(Records excerpted from a collection)
:::::

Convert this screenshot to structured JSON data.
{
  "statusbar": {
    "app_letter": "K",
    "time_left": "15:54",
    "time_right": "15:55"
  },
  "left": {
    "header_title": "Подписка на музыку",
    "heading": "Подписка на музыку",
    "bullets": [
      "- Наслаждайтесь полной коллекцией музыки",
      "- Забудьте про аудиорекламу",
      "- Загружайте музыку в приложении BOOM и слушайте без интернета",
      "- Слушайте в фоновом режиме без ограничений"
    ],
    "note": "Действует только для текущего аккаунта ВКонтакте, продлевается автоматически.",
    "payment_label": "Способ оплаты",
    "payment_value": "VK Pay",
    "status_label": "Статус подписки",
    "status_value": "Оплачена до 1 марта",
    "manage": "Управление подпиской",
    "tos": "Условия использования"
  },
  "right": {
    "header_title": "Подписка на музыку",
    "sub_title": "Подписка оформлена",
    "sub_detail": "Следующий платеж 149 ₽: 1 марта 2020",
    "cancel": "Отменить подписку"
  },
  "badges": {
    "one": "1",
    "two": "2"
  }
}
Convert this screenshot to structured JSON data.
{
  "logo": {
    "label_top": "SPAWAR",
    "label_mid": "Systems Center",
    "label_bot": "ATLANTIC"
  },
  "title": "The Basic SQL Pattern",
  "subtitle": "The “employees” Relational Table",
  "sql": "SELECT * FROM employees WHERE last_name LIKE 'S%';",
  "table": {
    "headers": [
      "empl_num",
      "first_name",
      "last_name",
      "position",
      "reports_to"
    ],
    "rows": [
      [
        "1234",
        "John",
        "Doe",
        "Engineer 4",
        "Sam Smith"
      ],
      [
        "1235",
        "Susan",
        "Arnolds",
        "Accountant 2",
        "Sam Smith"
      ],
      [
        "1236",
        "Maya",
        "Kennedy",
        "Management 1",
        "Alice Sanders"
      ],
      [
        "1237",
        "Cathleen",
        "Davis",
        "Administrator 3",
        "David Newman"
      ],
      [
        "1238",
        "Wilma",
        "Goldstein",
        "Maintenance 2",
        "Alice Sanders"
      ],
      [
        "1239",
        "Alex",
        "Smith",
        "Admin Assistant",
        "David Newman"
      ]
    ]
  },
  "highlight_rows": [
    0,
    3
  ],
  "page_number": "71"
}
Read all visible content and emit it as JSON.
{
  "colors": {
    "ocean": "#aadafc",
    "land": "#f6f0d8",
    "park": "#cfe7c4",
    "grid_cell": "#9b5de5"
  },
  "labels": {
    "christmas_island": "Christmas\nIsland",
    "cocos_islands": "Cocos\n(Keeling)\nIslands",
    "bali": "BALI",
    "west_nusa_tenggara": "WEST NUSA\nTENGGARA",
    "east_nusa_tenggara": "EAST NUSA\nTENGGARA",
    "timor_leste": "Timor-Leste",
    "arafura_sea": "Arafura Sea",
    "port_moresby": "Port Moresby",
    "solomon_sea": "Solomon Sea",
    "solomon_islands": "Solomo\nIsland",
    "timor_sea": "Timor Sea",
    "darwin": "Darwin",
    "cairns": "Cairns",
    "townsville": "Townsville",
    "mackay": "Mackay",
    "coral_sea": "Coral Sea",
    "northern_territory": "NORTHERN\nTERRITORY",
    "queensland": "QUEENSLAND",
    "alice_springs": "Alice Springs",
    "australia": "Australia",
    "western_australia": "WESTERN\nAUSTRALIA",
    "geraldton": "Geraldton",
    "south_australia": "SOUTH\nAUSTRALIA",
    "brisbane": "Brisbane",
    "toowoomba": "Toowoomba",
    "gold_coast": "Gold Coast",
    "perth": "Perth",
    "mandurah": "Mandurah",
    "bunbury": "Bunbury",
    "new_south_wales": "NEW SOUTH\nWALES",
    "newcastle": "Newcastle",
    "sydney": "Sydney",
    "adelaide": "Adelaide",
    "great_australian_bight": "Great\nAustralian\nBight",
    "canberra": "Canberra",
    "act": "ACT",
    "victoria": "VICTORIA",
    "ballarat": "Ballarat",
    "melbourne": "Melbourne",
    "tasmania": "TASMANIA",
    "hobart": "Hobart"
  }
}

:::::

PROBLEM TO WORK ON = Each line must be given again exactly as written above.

WRITTEN ANSWER =
Convert this screenshot to structured JSON data.
{
  "statusbar": {
    "app_letter": "K",
    "time_left": "15:54",
    "time_right": "15:55"
  },
  "left": {
    "header_title": "Подписка на музыку",
    "heading": "Подписка на музыку",
    "bullets": [
      "- Наслаждайтесь полной коллекцией музыки",
      "- Забудьте про аудиорекламу",
      "- Загружайте музыку в приложении BOOM и слушайте без интернета",
      "- Слушайте в фоновом режиме без ограничений"
    ],
    "note": "Действует только для текущего аккаунта ВКонтакте, продлевается автоматически.",
    "payment_label": "Способ оплаты",
    "payment_value": "VK Pay",
    "status_label": "Статус подписки",
    "status_value": "Оплачена до 1 марта",
    "manage": "Управление подпиской",
    "tos": "Условия использования"
  },
  "right": {
    "header_title": "Подписка на музыку",
    "sub_title": "Подписка оформлена",
    "sub_detail": "Следующий платеж 149 ₽: 1 марта 2020",
    "cancel": "Отменить подписку"
  },
  "badges": {
    "one": "1",
    "two": "2"
  }
}
Convert this screenshot to structured JSON data.
{
  "logo": {
    "label_top": "SPAWAR",
    "label_mid": "Systems Center",
    "label_bot": "ATLANTIC"
  },
  "title": "The Basic SQL Pattern",
  "subtitle": "The “employees” Relational Table",
  "sql": "SELECT * FROM employees WHERE last_name LIKE 'S%';",
  "table": {
    "headers": [
      "empl_num",
      "first_name",
      "last_name",
      "position",
      "reports_to"
    ],
    "rows": [
      [
        "1234",
        "John",
        "Doe",
        "Engineer 4",
        "Sam Smith"
      ],
      [
        "1235",
        "Susan",
        "Arnolds",
        "Accountant 2",
        "Sam Smith"
      ],
      [
        "1236",
        "Maya",
        "Kennedy",
        "Management 1",
        "Alice Sanders"
      ],
      [
        "1237",
        "Cathleen",
        "Davis",
        "Administrator 3",
        "David Newman"
      ],
      [
        "1238",
        "Wilma",
        "Goldstein",
        "Maintenance 2",
        "Alice Sanders"
      ],
      [
        "1239",
        "Alex",
        "Smith",
        "Admin Assistant",
        "David Newman"
      ]
    ]
  },
  "highlight_rows": [
    0,
    3
  ],
  "page_number": "71"
}
Read all visible content and emit it as JSON.
{
  "colors": {
    "ocean": "#aadafc",
    "land": "#f6f0d8",
    "park": "#cfe7c4",
    "grid_cell": "#9b5de5"
  },
  "labels": {
    "christmas_island": "Christmas\nIsland",
    "cocos_islands": "Cocos\n(Keeling)\nIslands",
    "bali": "BALI",
    "west_nusa_tenggara": "WEST NUSA\nTENGGARA",
    "east_nusa_tenggara": "EAST NUSA\nTENGGARA",
    "timor_leste": "Timor-Leste",
    "arafura_sea": "Arafura Sea",
    "port_moresby": "Port Moresby",
    "solomon_sea": "Solomon Sea",
    "solomon_islands": "Solomo\nIsland",
    "timor_sea": "Timor Sea",
    "darwin": "Darwin",
    "cairns": "Cairns",
    "townsville": "Townsville",
    "mackay": "Mackay",
    "coral_sea": "Coral Sea",
    "northern_territory": "NORTHERN\nTERRITORY",
    "queensland": "QUEENSLAND",
    "alice_springs": "Alice Springs",
    "australia": "Australia",
    "western_australia": "WESTERN\nAUSTRALIA",
    "geraldton": "Geraldton",
    "south_australia": "SOUTH\nAUSTRALIA",
    "brisbane": "Brisbane",
    "toowoomba": "Toowoomba",
    "gold_coast": "Gold Coast",
    "perth": "Perth",
    "mandurah": "Mandurah",
    "bunbury": "Bunbury",
    "new_south_wales": "NEW SOUTH\nWALES",
    "newcastle": "Newcastle",
    "sydney": "Sydney",
    "adelaide": "Adelaide",
    "great_australian_bight": "Great\nAustralian\nBight",
    "canberra": "Canberra",
    "act": "ACT",
    "victoria": "VICTORIA",
    "ballarat": "Ballarat",
    "melbourne": "Melbourne",
    "tasmania": "TASMANIA",
    "hobart": "Hobart"
  }
}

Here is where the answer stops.